▶ What to do
Repeat all of the records exactly, leaving out the pictures.

[Element data from apps and pages]
******************************

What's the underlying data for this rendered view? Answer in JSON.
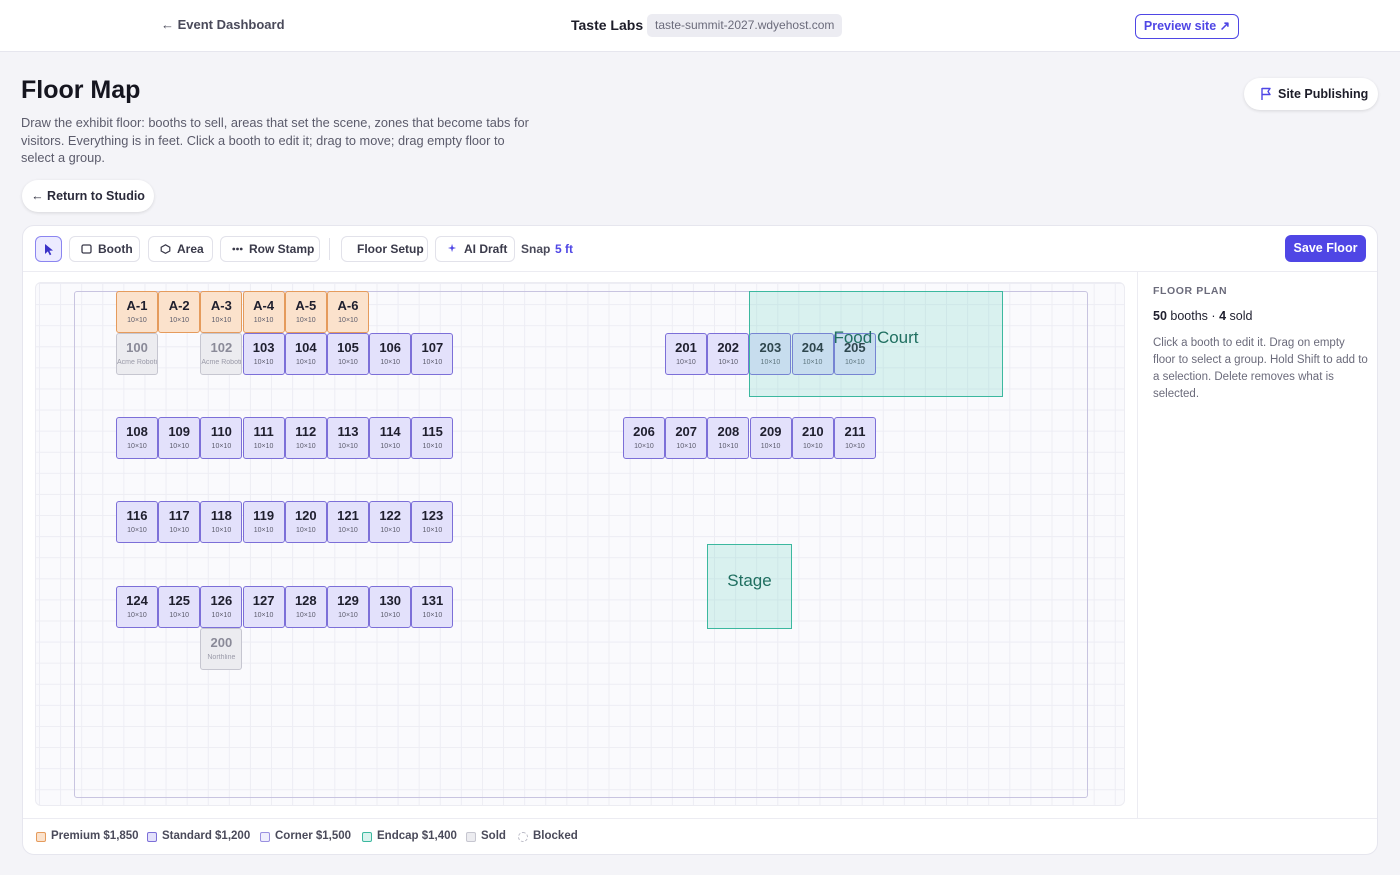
{
  "topbar": {
    "back_label": "← Event Dashboard",
    "brand": "Taste Labs",
    "domain": "taste-summit-2027.wdyehost.com",
    "preview_label": "Preview site ↗"
  },
  "header": {
    "title": "Floor Map",
    "description": "Draw the exhibit floor: booths to sell, areas that set the scene, zones that become tabs for visitors. Everything is in feet. Click a booth to edit it; drag to move; drag empty floor to select a group.",
    "return_label": "← Return to Studio",
    "publish_label": "Site Publishing"
  },
  "toolbar": {
    "booth": "Booth",
    "area": "Area",
    "row_stamp": "Row Stamp",
    "floor_setup": "Floor Setup",
    "ai_draft": "AI Draft",
    "snap_label": "Snap",
    "snap_value": "5 ft",
    "save_label": "Save Floor"
  },
  "booths": [
    {
      "label": "A-1",
      "size": "10×10",
      "tier": "premium"
    },
    {
      "label": "A-2",
      "size": "10×10",
      "tier": "premium"
    },
    {
      "label": "A-3",
      "size": "10×10",
      "tier": "premium"
    },
    {
      "label": "A-4",
      "size": "10×10",
      "tier": "premium"
    },
    {
      "label": "A-5",
      "size": "10×10",
      "tier": "premium"
    },
    {
      "label": "A-6",
      "size": "10×10",
      "tier": "premium"
    },
    {
      "label": "100",
      "size": "Acme Robotics",
      "tier": "sold"
    },
    {
      "label": "102",
      "size": "Acme Robotics",
      "tier": "sold"
    },
    {
      "label": "103",
      "size": "10×10",
      "tier": "standard"
    },
    {
      "label": "104",
      "size": "10×10",
      "tier": "standard"
    },
    {
      "label": "105",
      "size": "10×10",
      "tier": "standard"
    },
    {
      "label": "106",
      "size": "10×10",
      "tier": "standard"
    },
    {
      "label": "107",
      "size": "10×10",
      "tier": "standard"
    },
    {
      "label": "108",
      "size": "10×10",
      "tier": "standard"
    },
    {
      "label": "109",
      "size": "10×10",
      "tier": "standard"
    },
    {
      "label": "110",
      "size": "10×10",
      "tier": "standard"
    },
    {
      "label": "111",
      "size": "10×10",
      "tier": "standard"
    },
    {
      "label": "112",
      "size": "10×10",
      "tier": "standard"
    },
    {
      "label": "113",
      "size": "10×10",
      "tier": "standard"
    },
    {
      "label": "114",
      "size": "10×10",
      "tier": "standard"
    },
    {
      "label": "115",
      "size": "10×10",
      "tier": "standard"
    },
    {
      "label": "116",
      "size": "10×10",
      "tier": "standard"
    },
    {
      "label": "117",
      "size": "10×10",
      "tier": "standard"
    },
    {
      "label": "118",
      "size": "10×10",
      "tier": "standard"
    },
    {
      "label": "119",
      "size": "10×10",
      "tier": "standard"
    },
    {
      "label": "120",
      "size": "10×10",
      "tier": "standard"
    },
    {
      "label": "121",
      "size": "10×10",
      "tier": "standard"
    },
    {
      "label": "122",
      "size": "10×10",
      "tier": "standard"
    },
    {
      "label": "123",
      "size": "10×10",
      "tier": "standard"
    },
    {
      "label": "124",
      "size": "10×10",
      "tier": "standard"
    },
    {
      "label": "125",
      "size": "10×10",
      "tier": "standard"
    },
    {
      "label": "126",
      "size": "10×10",
      "tier": "standard"
    },
    {
      "label": "127",
      "size": "10×10",
      "tier": "standard"
    },
    {
      "label": "128",
      "size": "10×10",
      "tier": "standard"
    },
    {
      "label": "129",
      "size": "10×10",
      "tier": "standard"
    },
    {
      "label": "130",
      "size": "10×10",
      "tier": "standard"
    },
    {
      "label": "131",
      "size": "10×10",
      "tier": "standard"
    },
    {
      "label": "200",
      "size": "Northline",
      "tier": "sold"
    },
    {
      "label": "201",
      "size": "10×10",
      "tier": "standard"
    },
    {
      "label": "202",
      "size": "10×10",
      "tier": "standard"
    },
    {
      "label": "203",
      "size": "10×10",
      "tier": "standard"
    },
    {
      "label": "204",
      "size": "10×10",
      "tier": "standard"
    },
    {
      "label": "205",
      "size": "10×10",
      "tier": "standard"
    },
    {
      "label": "206",
      "size": "10×10",
      "tier": "standard"
    },
    {
      "label": "207",
      "size": "10×10",
      "tier": "standard"
    },
    {
      "label": "208",
      "size": "10×10",
      "tier": "standard"
    },
    {
      "label": "209",
      "size": "10×10",
      "tier": "standard"
    },
    {
      "label": "210",
      "size": "10×10",
      "tier": "standard"
    },
    {
      "label": "211",
      "size": "10×10",
      "tier": "standard"
    }
  ],
  "areas": [
    {
      "label": "Food Court"
    },
    {
      "label": "Stage"
    }
  ],
  "side": {
    "title": "FLOOR PLAN",
    "booth_count": "50",
    "booths_word": "booths",
    "sep": "·",
    "sold_count": "4",
    "sold_word": "sold",
    "help": "Click a booth to edit it. Drag on empty floor to select a group. Hold Shift to add to a selection. Delete removes what is selected."
  },
  "legend": [
    {
      "label": "Premium $1,850",
      "fill": "#fbe2cc",
      "stroke": "#e59b5c"
    },
    {
      "label": "Standard $1,200",
      "fill": "#e3e1fb",
      "stroke": "#7c6fd8"
    },
    {
      "label": "Corner $1,500",
      "fill": "#efeefd",
      "stroke": "#9a90e0"
    },
    {
      "label": "Endcap $1,400",
      "fill": "#d9f3ee",
      "stroke": "#3cb89f"
    },
    {
      "label": "Sold",
      "fill": "#ececf0",
      "stroke": "#c6c6d0"
    },
    {
      "label": "Blocked",
      "fill": "#ffffff",
      "stroke": "#b8b8c4"
    }
  ]
}
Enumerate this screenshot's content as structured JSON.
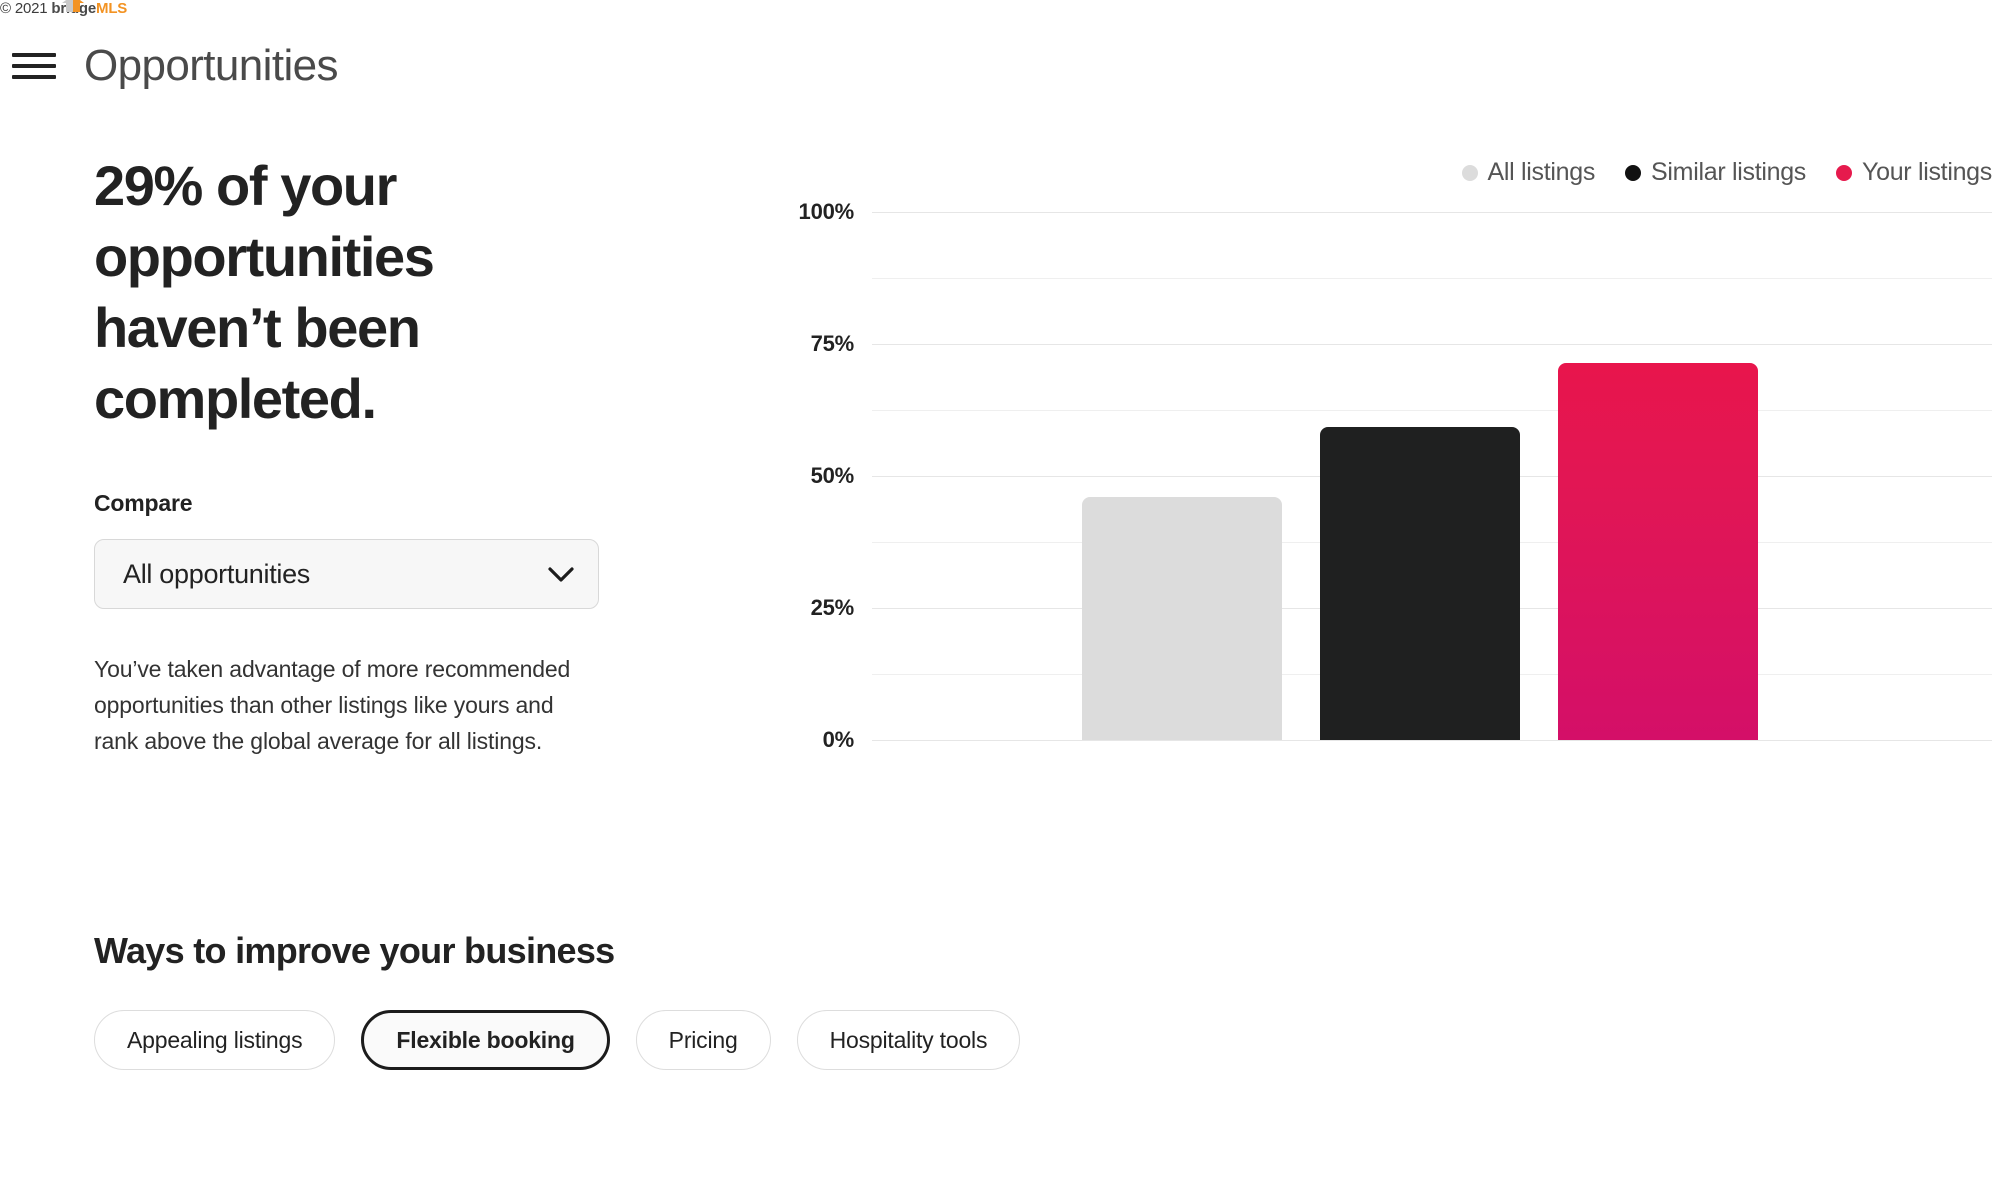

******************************

▶ Answer to the exercise
What's the underlying data for this rendered view? Answer in JSON.
{
  "topbar": {
    "back_label": "← Event Dashboard",
    "brand": "Taste Labs",
    "domain": "taste-summit-2027.wdyehost.com",
    "preview_label": "Preview site ↗"
  },
  "header": {
    "title": "Floor Map",
    "description": "Draw the exhibit floor: booths to sell, areas that set the scene, zones that become tabs for visitors. Everything is in feet. Click a booth to edit it; drag to move; drag empty floor to select a group.",
    "return_label": "← Return to Studio",
    "publish_label": "Site Publishing"
  },
  "toolbar": {
    "booth": "Booth",
    "area": "Area",
    "row_stamp": "Row Stamp",
    "floor_setup": "Floor Setup",
    "ai_draft": "AI Draft",
    "snap_label": "Snap",
    "snap_value": "5 ft",
    "save_label": "Save Floor"
  },
  "booths": [
    {
      "label": "A-1",
      "size": "10×10",
      "tier": "premium"
    },
    {
      "label": "A-2",
      "size": "10×10",
      "tier": "premium"
    },
    {
      "label": "A-3",
      "size": "10×10",
      "tier": "premium"
    },
    {
      "label": "A-4",
      "size": "10×10",
      "tier": "premium"
    },
    {
      "label": "A-5",
      "size": "10×10",
      "tier": "premium"
    },
    {
      "label": "A-6",
      "size": "10×10",
      "tier": "premium"
    },
    {
      "label": "100",
      "size": "Acme Robotics",
      "tier": "sold"
    },
    {
      "label": "102",
      "size": "Acme Robotics",
      "tier": "sold"
    },
    {
      "label": "103",
      "size": "10×10",
      "tier": "standard"
    },
    {
      "label": "104",
      "size": "10×10",
      "tier": "standard"
    },
    {
      "label": "105",
      "size": "10×10",
      "tier": "standard"
    },
    {
      "label": "106",
      "size": "10×10",
      "tier": "standard"
    },
    {
      "label": "107",
      "size": "10×10",
      "tier": "standard"
    },
    {
      "label": "108",
      "size": "10×10",
      "tier": "standard"
    },
    {
      "label": "109",
      "size": "10×10",
      "tier": "standard"
    },
    {
      "label": "110",
      "size": "10×10",
      "tier": "standard"
    },
    {
      "label": "111",
      "size": "10×10",
      "tier": "standard"
    },
    {
      "label": "112",
      "size": "10×10",
      "tier": "standard"
    },
    {
      "label": "113",
      "size": "10×10",
      "tier": "standard"
    },
    {
      "label": "114",
      "size": "10×10",
      "tier": "standard"
    },
    {
      "label": "115",
      "size": "10×10",
      "tier": "standard"
    },
    {
      "label": "116",
      "size": "10×10",
      "tier": "standard"
    },
    {
      "label": "117",
      "size": "10×10",
      "tier": "standard"
    },
    {
      "label": "118",
      "size": "10×10",
      "tier": "standard"
    },
    {
      "label": "119",
      "size": "10×10",
      "tier": "standard"
    },
    {
      "label": "120",
      "size": "10×10",
      "tier": "standard"
    },
    {
      "label": "121",
      "size": "10×10",
      "tier": "standard"
    },
    {
      "label": "122",
      "size": "10×10",
      "tier": "standard"
    },
    {
      "label": "123",
      "size": "10×10",
      "tier": "standard"
    },
    {
      "label": "124",
      "size": "10×10",
      "tier": "standard"
    },
    {
      "label": "125",
      "size": "10×10",
      "tier": "standard"
    },
    {
      "label": "126",
      "size": "10×10",
      "tier": "standard"
    },
    {
      "label": "127",
      "size": "10×10",
      "tier": "standard"
    },
    {
      "label": "128",
      "size": "10×10",
      "tier": "standard"
    },
    {
      "label": "129",
      "size": "10×10",
      "tier": "standard"
    },
    {
      "label": "130",
      "size": "10×10",
      "tier": "standard"
    },
    {
      "label": "131",
      "size": "10×10",
      "tier": "standard"
    },
    {
      "label": "200",
      "size": "Northline",
      "tier": "sold"
    },
    {
      "label": "201",
      "size": "10×10",
      "tier": "standard"
    },
    {
      "label": "202",
      "size": "10×10",
      "tier": "standard"
    },
    {
      "label": "203",
      "size": "10×10",
      "tier": "standard"
    },
    {
      "label": "204",
      "size": "10×10",
      "tier": "standard"
    },
    {
      "label": "205",
      "size": "10×10",
      "tier": "standard"
    },
    {
      "label": "206",
      "size": "10×10",
      "tier": "standard"
    },
    {
      "label": "207",
      "size": "10×10",
      "tier": "standard"
    },
    {
      "label": "208",
      "size": "10×10",
      "tier": "standard"
    },
    {
      "label": "209",
      "size": "10×10",
      "tier": "standard"
    },
    {
      "label": "210",
      "size": "10×10",
      "tier": "standard"
    },
    {
      "label": "211",
      "size": "10×10",
      "tier": "standard"
    }
  ],
  "areas": [
    {
      "label": "Food Court"
    },
    {
      "label": "Stage"
    }
  ],
  "side": {
    "title": "FLOOR PLAN",
    "booth_count": "50",
    "booths_word": "booths",
    "sep": "·",
    "sold_count": "4",
    "sold_word": "sold",
    "help": "Click a booth to edit it. Drag on empty floor to select a group. Hold Shift to add to a selection. Delete removes what is selected."
  },
  "legend": [
    {
      "label": "Premium $1,850",
      "fill": "#fbe2cc",
      "stroke": "#e59b5c"
    },
    {
      "label": "Standard $1,200",
      "fill": "#e3e1fb",
      "stroke": "#7c6fd8"
    },
    {
      "label": "Corner $1,500",
      "fill": "#efeefd",
      "stroke": "#9a90e0"
    },
    {
      "label": "Endcap $1,400",
      "fill": "#d9f3ee",
      "stroke": "#3cb89f"
    },
    {
      "label": "Sold",
      "fill": "#ececf0",
      "stroke": "#c6c6d0"
    },
    {
      "label": "Blocked",
      "fill": "#ffffff",
      "stroke": "#b8b8c4"
    }
  ]
}
Enumerate this screenshot's content as structured JSON.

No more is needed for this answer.